### The task
All of the entries should be returned without a single change.

*** Supplied data

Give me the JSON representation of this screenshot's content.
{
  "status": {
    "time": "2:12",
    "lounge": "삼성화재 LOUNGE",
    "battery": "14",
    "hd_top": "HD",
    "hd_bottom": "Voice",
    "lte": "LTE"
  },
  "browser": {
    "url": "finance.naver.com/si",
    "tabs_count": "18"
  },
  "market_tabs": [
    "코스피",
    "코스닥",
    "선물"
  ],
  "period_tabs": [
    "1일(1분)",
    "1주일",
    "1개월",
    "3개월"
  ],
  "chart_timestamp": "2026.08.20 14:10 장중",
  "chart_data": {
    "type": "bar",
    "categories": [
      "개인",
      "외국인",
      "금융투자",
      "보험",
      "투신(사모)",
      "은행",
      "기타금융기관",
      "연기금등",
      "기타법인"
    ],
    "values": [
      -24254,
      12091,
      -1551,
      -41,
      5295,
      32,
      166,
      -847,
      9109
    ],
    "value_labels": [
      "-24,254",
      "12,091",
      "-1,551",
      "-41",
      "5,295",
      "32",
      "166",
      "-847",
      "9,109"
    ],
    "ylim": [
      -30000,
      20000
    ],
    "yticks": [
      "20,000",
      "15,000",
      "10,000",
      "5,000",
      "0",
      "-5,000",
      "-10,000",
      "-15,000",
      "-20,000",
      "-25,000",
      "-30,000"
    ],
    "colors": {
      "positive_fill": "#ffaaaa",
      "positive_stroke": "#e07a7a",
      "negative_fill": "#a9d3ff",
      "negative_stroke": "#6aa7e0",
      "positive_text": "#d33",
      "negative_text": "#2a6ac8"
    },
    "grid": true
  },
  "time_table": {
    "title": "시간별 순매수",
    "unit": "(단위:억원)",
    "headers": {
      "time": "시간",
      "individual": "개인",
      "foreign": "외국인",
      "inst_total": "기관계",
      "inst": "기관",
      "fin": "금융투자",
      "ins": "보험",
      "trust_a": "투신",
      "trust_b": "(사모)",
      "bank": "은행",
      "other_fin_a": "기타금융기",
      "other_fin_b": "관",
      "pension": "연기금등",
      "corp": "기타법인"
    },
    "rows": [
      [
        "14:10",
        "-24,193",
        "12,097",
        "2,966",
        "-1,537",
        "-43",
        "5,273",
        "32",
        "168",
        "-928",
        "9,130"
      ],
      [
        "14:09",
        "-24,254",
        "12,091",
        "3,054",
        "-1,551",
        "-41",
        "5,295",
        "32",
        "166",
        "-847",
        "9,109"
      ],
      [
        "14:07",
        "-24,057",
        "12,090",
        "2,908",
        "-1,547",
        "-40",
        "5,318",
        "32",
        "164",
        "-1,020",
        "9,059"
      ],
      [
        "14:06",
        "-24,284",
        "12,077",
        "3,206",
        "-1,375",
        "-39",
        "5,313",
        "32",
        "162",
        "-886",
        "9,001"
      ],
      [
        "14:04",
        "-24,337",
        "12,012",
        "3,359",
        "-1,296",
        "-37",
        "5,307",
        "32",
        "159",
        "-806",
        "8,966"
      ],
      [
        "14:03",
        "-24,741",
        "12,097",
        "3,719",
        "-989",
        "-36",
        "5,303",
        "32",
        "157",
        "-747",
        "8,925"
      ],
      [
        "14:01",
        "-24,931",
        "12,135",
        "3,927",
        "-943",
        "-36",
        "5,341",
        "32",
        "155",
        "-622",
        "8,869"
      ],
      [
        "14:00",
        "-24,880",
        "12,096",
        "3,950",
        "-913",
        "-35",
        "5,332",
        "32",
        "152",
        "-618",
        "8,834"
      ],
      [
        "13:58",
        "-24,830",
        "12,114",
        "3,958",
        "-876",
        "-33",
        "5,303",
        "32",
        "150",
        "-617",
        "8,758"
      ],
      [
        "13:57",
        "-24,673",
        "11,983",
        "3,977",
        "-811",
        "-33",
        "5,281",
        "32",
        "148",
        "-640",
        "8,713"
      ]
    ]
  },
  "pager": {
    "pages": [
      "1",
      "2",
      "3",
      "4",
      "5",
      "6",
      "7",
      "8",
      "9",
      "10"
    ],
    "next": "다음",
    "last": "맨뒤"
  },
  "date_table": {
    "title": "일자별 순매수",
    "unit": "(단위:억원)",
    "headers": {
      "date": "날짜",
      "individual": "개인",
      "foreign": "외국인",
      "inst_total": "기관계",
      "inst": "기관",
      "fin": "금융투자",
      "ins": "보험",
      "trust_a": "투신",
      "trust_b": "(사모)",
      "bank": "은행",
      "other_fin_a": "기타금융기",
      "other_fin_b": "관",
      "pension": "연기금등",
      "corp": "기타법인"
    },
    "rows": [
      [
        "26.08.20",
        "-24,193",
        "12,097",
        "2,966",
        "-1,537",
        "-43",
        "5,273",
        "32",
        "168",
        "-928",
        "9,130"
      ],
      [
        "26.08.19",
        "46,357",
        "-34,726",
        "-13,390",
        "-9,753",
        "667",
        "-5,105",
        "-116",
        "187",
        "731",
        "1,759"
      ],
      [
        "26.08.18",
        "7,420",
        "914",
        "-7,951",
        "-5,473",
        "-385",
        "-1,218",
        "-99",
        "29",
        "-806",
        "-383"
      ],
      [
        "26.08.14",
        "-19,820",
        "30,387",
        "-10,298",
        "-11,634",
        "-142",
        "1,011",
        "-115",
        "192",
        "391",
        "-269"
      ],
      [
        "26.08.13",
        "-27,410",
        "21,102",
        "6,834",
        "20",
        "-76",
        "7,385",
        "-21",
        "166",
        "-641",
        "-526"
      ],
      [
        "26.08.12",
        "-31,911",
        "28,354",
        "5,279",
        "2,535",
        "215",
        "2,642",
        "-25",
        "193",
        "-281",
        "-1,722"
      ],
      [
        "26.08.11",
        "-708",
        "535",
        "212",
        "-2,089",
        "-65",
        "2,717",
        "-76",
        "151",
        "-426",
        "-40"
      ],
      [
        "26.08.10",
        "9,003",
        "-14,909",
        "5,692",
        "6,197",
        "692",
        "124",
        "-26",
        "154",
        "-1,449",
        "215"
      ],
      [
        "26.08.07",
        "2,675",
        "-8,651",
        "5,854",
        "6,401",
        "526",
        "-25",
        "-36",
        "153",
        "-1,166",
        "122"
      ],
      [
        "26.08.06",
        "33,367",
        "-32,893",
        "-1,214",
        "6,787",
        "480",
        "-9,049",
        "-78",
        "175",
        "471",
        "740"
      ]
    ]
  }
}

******

### Exercise result
Give me the JSON representation of this screenshot's content.
{
  "status": {
    "time": "2:12",
    "lounge": "삼성화재 LOUNGE",
    "battery": "14",
    "hd_top": "HD",
    "hd_bottom": "Voice",
    "lte": "LTE"
  },
  "browser": {
    "url": "finance.naver.com/si",
    "tabs_count": "18"
  },
  "market_tabs": [
    "코스피",
    "코스닥",
    "선물"
  ],
  "period_tabs": [
    "1일(1분)",
    "1주일",
    "1개월",
    "3개월"
  ],
  "chart_timestamp": "2026.08.20 14:10 장중",
  "chart_data": {
    "type": "bar",
    "categories": [
      "개인",
      "외국인",
      "금융투자",
      "보험",
      "투신(사모)",
      "은행",
      "기타금융기관",
      "연기금등",
      "기타법인"
    ],
    "values": [
      -24254,
      12091,
      -1551,
      -41,
      5295,
      32,
      166,
      -847,
      9109
    ],
    "value_labels": [
      "-24,254",
      "12,091",
      "-1,551",
      "-41",
      "5,295",
      "32",
      "166",
      "-847",
      "9,109"
    ],
    "ylim": [
      -30000,
      20000
    ],
    "yticks": [
      "20,000",
      "15,000",
      "10,000",
      "5,000",
      "0",
      "-5,000",
      "-10,000",
      "-15,000",
      "-20,000",
      "-25,000",
      "-30,000"
    ],
    "colors": {
      "positive_fill": "#ffaaaa",
      "positive_stroke": "#e07a7a",
      "negative_fill": "#a9d3ff",
      "negative_stroke": "#6aa7e0",
      "positive_text": "#d33",
      "negative_text": "#2a6ac8"
    },
    "grid": true
  },
  "time_table": {
    "title": "시간별 순매수",
    "unit": "(단위:억원)",
    "headers": {
      "time": "시간",
      "individual": "개인",
      "foreign": "외국인",
      "inst_total": "기관계",
      "inst": "기관",
      "fin": "금융투자",
      "ins": "보험",
      "trust_a": "투신",
      "trust_b": "(사모)",
      "bank": "은행",
      "other_fin_a": "기타금융기",
      "other_fin_b": "관",
      "pension": "연기금등",
      "corp": "기타법인"
    },
    "rows": [
      [
        "14:10",
        "-24,193",
        "12,097",
        "2,966",
        "-1,537",
        "-43",
        "5,273",
        "32",
        "168",
        "-928",
        "9,130"
      ],
      [
        "14:09",
        "-24,254",
        "12,091",
        "3,054",
        "-1,551",
        "-41",
        "5,295",
        "32",
        "166",
        "-847",
        "9,109"
      ],
      [
        "14:07",
        "-24,057",
        "12,090",
        "2,908",
        "-1,547",
        "-40",
        "5,318",
        "32",
        "164",
        "-1,020",
        "9,059"
      ],
      [
        "14:06",
        "-24,284",
        "12,077",
        "3,206",
        "-1,375",
        "-39",
        "5,313",
        "32",
        "162",
        "-886",
        "9,001"
      ],
      [
        "14:04",
        "-24,337",
        "12,012",
        "3,359",
        "-1,296",
        "-37",
        "5,307",
        "32",
        "159",
        "-806",
        "8,966"
      ],
      [
        "14:03",
        "-24,741",
        "12,097",
        "3,719",
        "-989",
        "-36",
        "5,303",
        "32",
        "157",
        "-747",
        "8,925"
      ],
      [
        "14:01",
        "-24,931",
        "12,135",
        "3,927",
        "-943",
        "-36",
        "5,341",
        "32",
        "155",
        "-622",
        "8,869"
      ],
      [
        "14:00",
        "-24,880",
        "12,096",
        "3,950",
        "-913",
        "-35",
        "5,332",
        "32",
        "152",
        "-618",
        "8,834"
      ],
      [
        "13:58",
        "-24,830",
        "12,114",
        "3,958",
        "-876",
        "-33",
        "5,303",
        "32",
        "150",
        "-617",
        "8,758"
      ],
      [
        "13:57",
        "-24,673",
        "11,983",
        "3,977",
        "-811",
        "-33",
        "5,281",
        "32",
        "148",
        "-640",
        "8,713"
      ]
    ]
  },
  "pager": {
    "pages": [
      "1",
      "2",
      "3",
      "4",
      "5",
      "6",
      "7",
      "8",
      "9",
      "10"
    ],
    "next": "다음",
    "last": "맨뒤"
  },
  "date_table": {
    "title": "일자별 순매수",
    "unit": "(단위:억원)",
    "headers": {
      "date": "날짜",
      "individual": "개인",
      "foreign": "외국인",
      "inst_total": "기관계",
      "inst": "기관",
      "fin": "금융투자",
      "ins": "보험",
      "trust_a": "투신",
      "trust_b": "(사모)",
      "bank": "은행",
      "other_fin_a": "기타금융기",
      "other_fin_b": "관",
      "pension": "연기금등",
      "corp": "기타법인"
    },
    "rows": [
      [
        "26.08.20",
        "-24,193",
        "12,097",
        "2,966",
        "-1,537",
        "-43",
        "5,273",
        "32",
        "168",
        "-928",
        "9,130"
      ],
      [
        "26.08.19",
        "46,357",
        "-34,726",
        "-13,390",
        "-9,753",
        "667",
        "-5,105",
        "-116",
        "187",
        "731",
        "1,759"
      ],
      [
        "26.08.18",
        "7,420",
        "914",
        "-7,951",
        "-5,473",
        "-385",
        "-1,218",
        "-99",
        "29",
        "-806",
        "-383"
      ],
      [
        "26.08.14",
        "-19,820",
        "30,387",
        "-10,298",
        "-11,634",
        "-142",
        "1,011",
        "-115",
        "192",
        "391",
        "-269"
      ],
      [
        "26.08.13",
        "-27,410",
        "21,102",
        "6,834",
        "20",
        "-76",
        "7,385",
        "-21",
        "166",
        "-641",
        "-526"
      ],
      [
        "26.08.12",
        "-31,911",
        "28,354",
        "5,279",
        "2,535",
        "215",
        "2,642",
        "-25",
        "193",
        "-281",
        "-1,722"
      ],
      [
        "26.08.11",
        "-708",
        "535",
        "212",
        "-2,089",
        "-65",
        "2,717",
        "-76",
        "151",
        "-426",
        "-40"
      ],
      [
        "26.08.10",
        "9,003",
        "-14,909",
        "5,692",
        "6,197",
        "692",
        "124",
        "-26",
        "154",
        "-1,449",
        "215"
      ],
      [
        "26.08.07",
        "2,675",
        "-8,651",
        "5,854",
        "6,401",
        "526",
        "-25",
        "-36",
        "153",
        "-1,166",
        "122"
      ],
      [
        "26.08.06",
        "33,367",
        "-32,893",
        "-1,214",
        "6,787",
        "480",
        "-9,049",
        "-78",
        "175",
        "471",
        "740"
      ]
    ]
  }
}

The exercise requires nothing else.